(Stored data entries)
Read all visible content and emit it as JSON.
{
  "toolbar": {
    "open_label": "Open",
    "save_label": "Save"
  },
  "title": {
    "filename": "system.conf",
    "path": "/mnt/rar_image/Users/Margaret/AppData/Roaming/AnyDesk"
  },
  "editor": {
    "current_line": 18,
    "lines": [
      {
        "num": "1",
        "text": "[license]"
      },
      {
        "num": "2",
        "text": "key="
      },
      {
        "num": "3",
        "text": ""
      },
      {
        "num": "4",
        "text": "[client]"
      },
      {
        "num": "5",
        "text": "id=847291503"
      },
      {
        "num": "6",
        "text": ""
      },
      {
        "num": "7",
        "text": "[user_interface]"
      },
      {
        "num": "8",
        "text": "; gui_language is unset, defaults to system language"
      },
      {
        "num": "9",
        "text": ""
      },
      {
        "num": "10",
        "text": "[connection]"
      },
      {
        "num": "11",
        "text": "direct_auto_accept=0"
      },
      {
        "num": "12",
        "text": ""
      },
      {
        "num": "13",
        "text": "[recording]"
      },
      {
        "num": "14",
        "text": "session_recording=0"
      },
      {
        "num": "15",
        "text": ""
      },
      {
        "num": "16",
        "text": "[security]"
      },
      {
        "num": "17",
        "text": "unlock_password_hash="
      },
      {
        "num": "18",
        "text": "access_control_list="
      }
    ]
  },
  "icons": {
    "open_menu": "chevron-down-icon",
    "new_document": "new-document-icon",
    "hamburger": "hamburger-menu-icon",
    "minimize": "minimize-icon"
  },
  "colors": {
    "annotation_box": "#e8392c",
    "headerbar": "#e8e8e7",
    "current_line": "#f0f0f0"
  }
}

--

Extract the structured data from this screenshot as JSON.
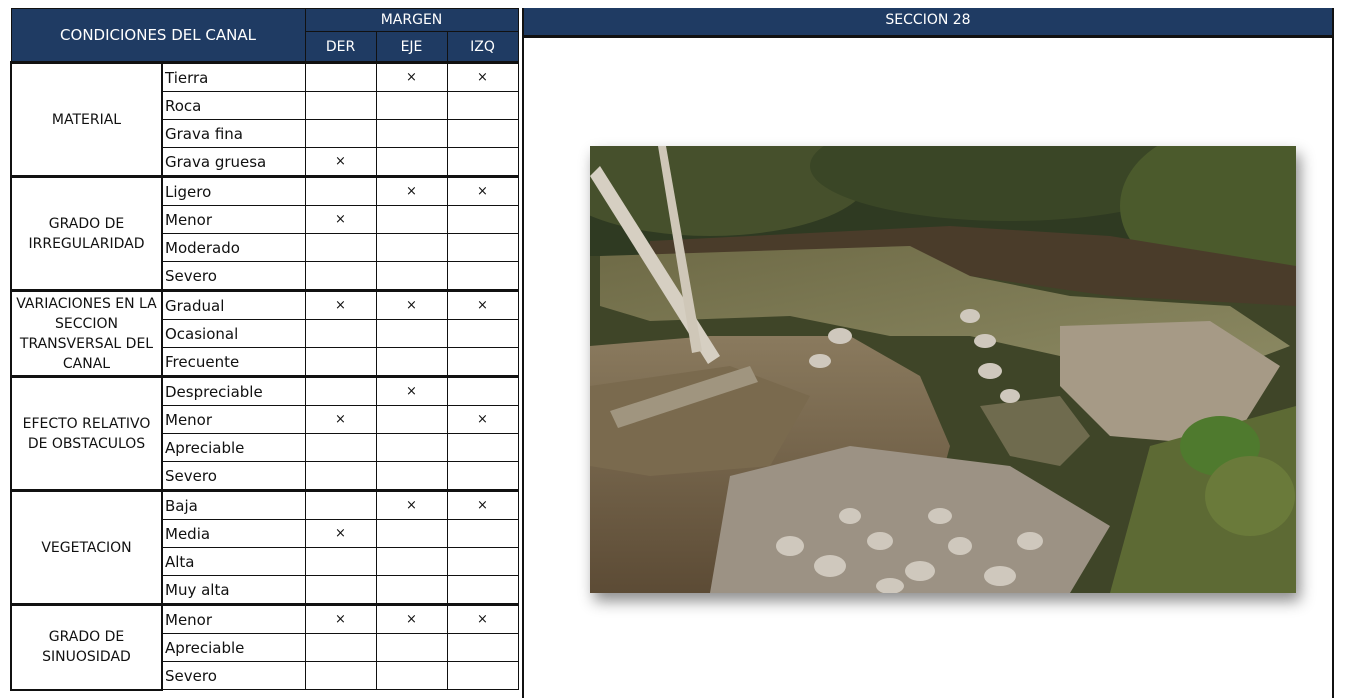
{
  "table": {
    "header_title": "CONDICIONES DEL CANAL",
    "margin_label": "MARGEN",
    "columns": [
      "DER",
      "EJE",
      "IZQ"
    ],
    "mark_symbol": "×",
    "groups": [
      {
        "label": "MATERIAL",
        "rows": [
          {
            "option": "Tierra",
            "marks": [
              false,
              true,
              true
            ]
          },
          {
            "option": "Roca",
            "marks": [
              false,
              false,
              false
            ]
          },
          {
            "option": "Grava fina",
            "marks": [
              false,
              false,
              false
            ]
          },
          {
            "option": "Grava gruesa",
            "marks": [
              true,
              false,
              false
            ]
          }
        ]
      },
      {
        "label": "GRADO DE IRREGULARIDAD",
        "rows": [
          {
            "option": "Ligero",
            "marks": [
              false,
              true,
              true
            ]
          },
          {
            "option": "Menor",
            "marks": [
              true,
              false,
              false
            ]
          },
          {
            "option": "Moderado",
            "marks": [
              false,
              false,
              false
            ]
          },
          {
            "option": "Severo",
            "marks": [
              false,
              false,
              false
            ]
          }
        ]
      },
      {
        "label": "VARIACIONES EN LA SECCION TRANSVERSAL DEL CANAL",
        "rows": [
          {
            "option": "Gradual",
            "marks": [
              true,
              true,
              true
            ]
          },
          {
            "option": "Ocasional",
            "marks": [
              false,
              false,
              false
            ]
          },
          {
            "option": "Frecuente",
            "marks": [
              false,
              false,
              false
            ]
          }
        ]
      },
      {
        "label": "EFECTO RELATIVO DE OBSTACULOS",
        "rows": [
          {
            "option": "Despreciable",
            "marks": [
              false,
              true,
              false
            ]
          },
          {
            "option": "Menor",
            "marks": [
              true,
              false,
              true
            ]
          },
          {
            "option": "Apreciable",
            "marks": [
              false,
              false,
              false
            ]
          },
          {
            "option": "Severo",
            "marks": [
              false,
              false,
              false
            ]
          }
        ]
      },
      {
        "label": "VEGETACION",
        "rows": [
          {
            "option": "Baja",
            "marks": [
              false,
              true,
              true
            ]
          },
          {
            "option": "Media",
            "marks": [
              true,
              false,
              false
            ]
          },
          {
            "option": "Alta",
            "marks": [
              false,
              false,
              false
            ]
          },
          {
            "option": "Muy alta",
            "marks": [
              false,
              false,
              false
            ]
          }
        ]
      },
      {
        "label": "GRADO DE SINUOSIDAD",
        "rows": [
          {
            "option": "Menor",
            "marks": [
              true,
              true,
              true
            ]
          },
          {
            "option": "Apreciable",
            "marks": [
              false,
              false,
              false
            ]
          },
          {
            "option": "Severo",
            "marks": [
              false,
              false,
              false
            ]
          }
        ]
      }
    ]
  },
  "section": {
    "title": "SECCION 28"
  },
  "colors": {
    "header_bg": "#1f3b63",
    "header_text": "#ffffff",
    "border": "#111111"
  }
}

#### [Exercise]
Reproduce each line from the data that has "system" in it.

#### [Solution for this exercise]
    "filename": "system.conf",
        "text": "; gui_language is unset, defaults to system language"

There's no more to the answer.